cbn

Lifer
Mar 27, 2009
12,968
221
106
As a home user, RAID is a waste of money. Just work with single drives and make regular backups to an external drive which you store somewhere else (easiest being workplace).
Single drives don't have enough sequential for 4K editing with an intermediate codec.

But with a cheap RAID-5 (or storage spaces volume) a person could do that.

I personally like the idea of a basic build with a C drive made up with this RAID-5 using Optane for cache. (Just back-up essential files to an external drive)
 

beginner99

Diamond Member
Jun 2, 2009
4,752
1,149
136
I personally like the idea of a basic build with a C drive made up with this RAID-5 using Optane for cache. (Just back-up essential files to an external drive)
That sounds overly complex for now apparent gain. Just get an ssd but I doubt that a fast spiner doesn't have neough bandwidth, fastes on easily reach >150 mb/s now.
 
  • Like
Reactions: Insert_Nickname

Insert_Nickname

Diamond Member
May 6, 2012
4,023
608
126
That sounds overly complex for now apparent gain. Just get an ssd but I doubt that a fast spiner doesn't have neough bandwidth, fastes on easily reach >150 mb/s now.
Ah, but for random 4K R/W you really shouldn't expect more then 1.5-2MB/s. I shudder to think how long it'd take to fill even a 4TB drive at that speed. A month or two?

Lets see. 4TB = 4000GB = 4.000.000MB (yes, yes, you should subtract 7%. Just indulge me)

So it'd take 4.000.000 seconds to fill @ 1MB/s. That's 66666.7 minutes, 1111 hours or about 46 days. Ouch...
 

cbn

Lifer
Mar 27, 2009
12,968
221
106
(snip) I doubt that a fast spiner doesn't have neough bandwidth, fastes on easily reach >150 mb/s now.
Here is a quote from a B and H Photo article:

https://www.bhphotovideo.com/explora/video/tips-and-solutions/hard-drive-solutions-video-editing-studios

Once you know how much bandwidth a single track of the codec requires, your next step is to determine how many tracks you are going to need to play back at once. If you will only be doing simple editing with some transitions and text overlays, then twice the bandwidth is probably enough.
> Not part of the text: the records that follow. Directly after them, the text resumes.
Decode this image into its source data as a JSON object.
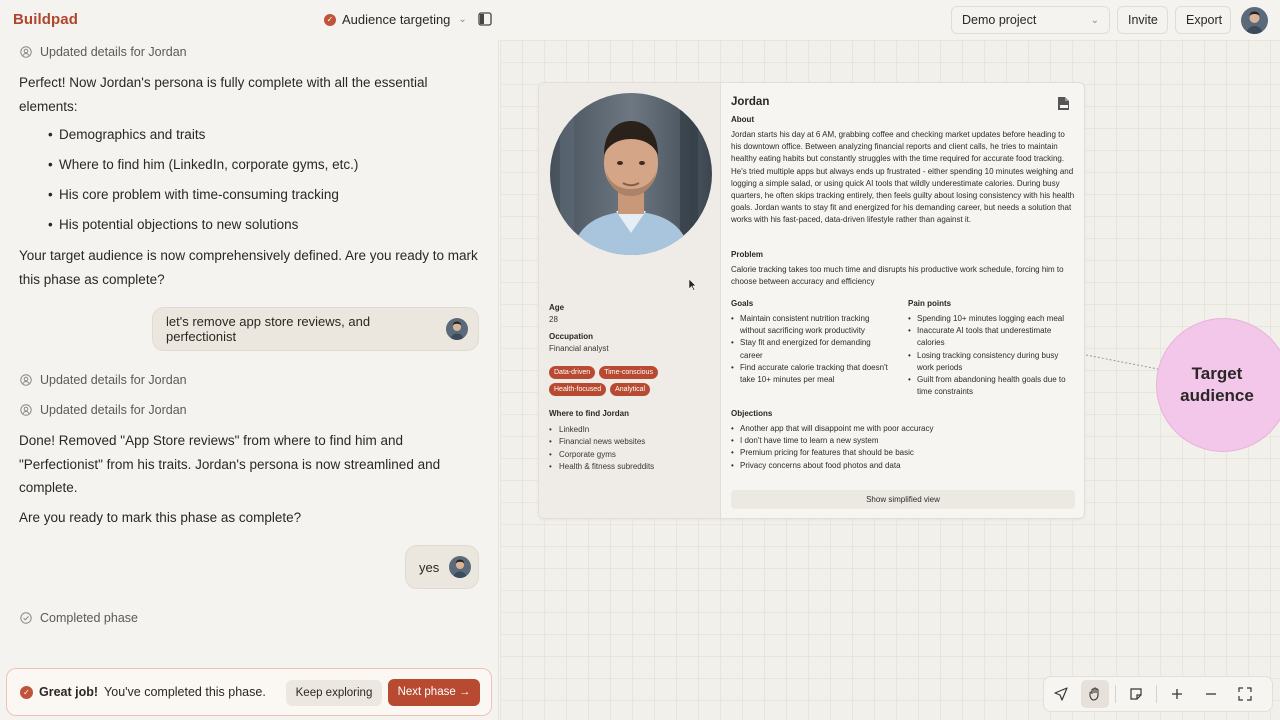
{
  "app": {
    "brand": "Buildpad"
  },
  "header": {
    "phase": "Audience targeting",
    "project": "Demo project",
    "invite": "Invite",
    "export": "Export"
  },
  "chat": {
    "status1": "Updated details for Jordan",
    "para1": "Perfect! Now Jordan's persona is fully complete with all the essential elements:",
    "bullets": [
      "Demographics and traits",
      "Where to find him (LinkedIn, corporate gyms, etc.)",
      "His core problem with time-consuming tracking",
      "His potential objections to new solutions"
    ],
    "para2": "Your target audience is now comprehensively defined. Are you ready to mark this phase as complete?",
    "user_msg1": "let's remove app store reviews, and perfectionist",
    "status2": "Updated details for Jordan",
    "status3": "Updated details for Jordan",
    "para3": "Done! Removed \"App Store reviews\" from where to find him and \"Perfectionist\" from his traits. Jordan's persona is now streamlined and complete.",
    "para4": "Are you ready to mark this phase as complete?",
    "user_msg2": "yes",
    "status4": "Completed phase"
  },
  "footer": {
    "great": "Great job!",
    "message": "You've completed this phase.",
    "keep": "Keep exploring",
    "next": "Next phase →"
  },
  "persona": {
    "name": "Jordan",
    "about_label": "About",
    "about": "Jordan starts his day at 6 AM, grabbing coffee and checking market updates before heading to his downtown office. Between analyzing financial reports and client calls, he tries to maintain healthy eating habits but constantly struggles with the time required for accurate food tracking. He's tried multiple apps but always ends up frustrated - either spending 10 minutes weighing and logging a simple salad, or using quick AI tools that wildly underestimate calories. During busy quarters, he often skips tracking entirely, then feels guilty about losing consistency with his health goals. Jordan wants to stay fit and energized for his demanding career, but needs a solution that works with his fast-paced, data-driven lifestyle rather than against it.",
    "problem_label": "Problem",
    "problem": "Calorie tracking takes too much time and disrupts his productive work schedule, forcing him to choose between accuracy and efficiency",
    "goals_label": "Goals",
    "goals": [
      "Maintain consistent nutrition tracking without sacrificing work productivity",
      "Stay fit and energized for demanding career",
      "Find accurate calorie tracking that doesn't take 10+ minutes per meal"
    ],
    "pain_label": "Pain points",
    "pains": [
      "Spending 10+ minutes logging each meal",
      "Inaccurate AI tools that underestimate calories",
      "Losing tracking consistency during busy work periods",
      "Guilt from abandoning health goals due to time constraints"
    ],
    "objections_label": "Objections",
    "objections": [
      "Another app that will disappoint me with poor accuracy",
      "I don't have time to learn a new system",
      "Premium pricing for features that should be basic",
      "Privacy concerns about food photos and data"
    ],
    "simplified": "Show simplified view",
    "age_label": "Age",
    "age": "28",
    "occupation_label": "Occupation",
    "occupation": "Financial analyst",
    "tags": [
      "Data-driven",
      "Time-conscious",
      "Health-focused",
      "Analytical"
    ],
    "where_label": "Where to find Jordan",
    "where": [
      "LinkedIn",
      "Financial news websites",
      "Corporate gyms",
      "Health & fitness subreddits"
    ]
  },
  "canvas": {
    "node_label": "Target audience"
  },
  "colors": {
    "accent": "#b94a32",
    "node": "#f2c7ea"
  },
  "icons": [
    "person-icon",
    "check-icon",
    "pdf-icon",
    "navigate-icon",
    "hand-icon",
    "note-icon",
    "plus-icon",
    "minus-icon",
    "fullscreen-icon"
  ]
}
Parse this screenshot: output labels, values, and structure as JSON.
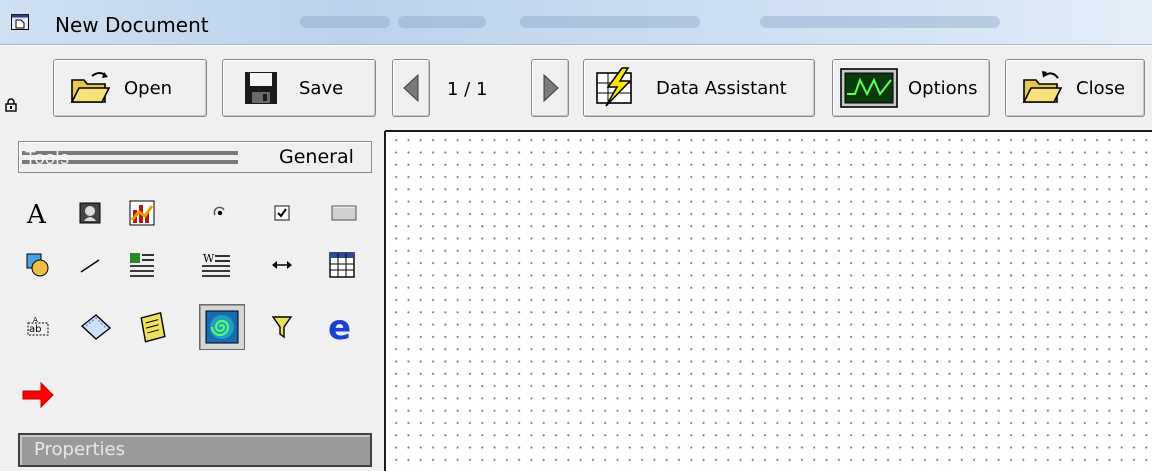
{
  "window": {
    "title": "New Document"
  },
  "toolbar": {
    "open_label": "Open",
    "save_label": "Save",
    "page_indicator": "1 / 1",
    "data_assistant_label": "Data Assistant",
    "options_label": "Options",
    "close_label": "Close"
  },
  "tools_panel": {
    "header_label": "Tools",
    "tab_label": "General",
    "tools": [
      "text-tool-icon",
      "image-tool-icon",
      "chart-tool-icon",
      "radio-button-tool-icon",
      "checkbox-tool-icon",
      "button-tool-icon",
      "shape-tool-icon",
      "line-tool-icon",
      "table-text-tool-icon",
      "word-tool-icon",
      "dimension-tool-icon",
      "grid-tool-icon",
      "field-tool-icon",
      "eraser-tool-icon",
      "scroll-tool-icon",
      "swirl-tool-icon",
      "filter-tool-icon",
      "web-browser-tool-icon",
      "arrow-tool-icon"
    ],
    "selected_tool": "swirl-tool-icon"
  },
  "properties_panel": {
    "header_label": "Properties"
  },
  "colors": {
    "titlebar": "#c9dbef",
    "toolbar_bg": "#f0f0f0",
    "arrow_red": "#ff0000",
    "ie_blue": "#1a40d0"
  }
}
However, if you plan on doing multi-camera cutting in real time, or using a large number of layers simultaneously, you are going to need far more.
And some data rates from Avid:

http://avid.force.com/pkb/articles/en_US/White_Paper/DNxHR-Codec-Bandwidth-Specifications



Even simple 4K editing with some transitions and text overlays using DNxHR HQX at 4K30 is going to require 222.2 MB/s. (re: 2 x 111.10 = 222.2 MB/s). Same, but at 4K60, would require 444.4 MB/s (re: 2 x 222.2 MB/s).
 
Last edited:

ASK THE COMMUNITY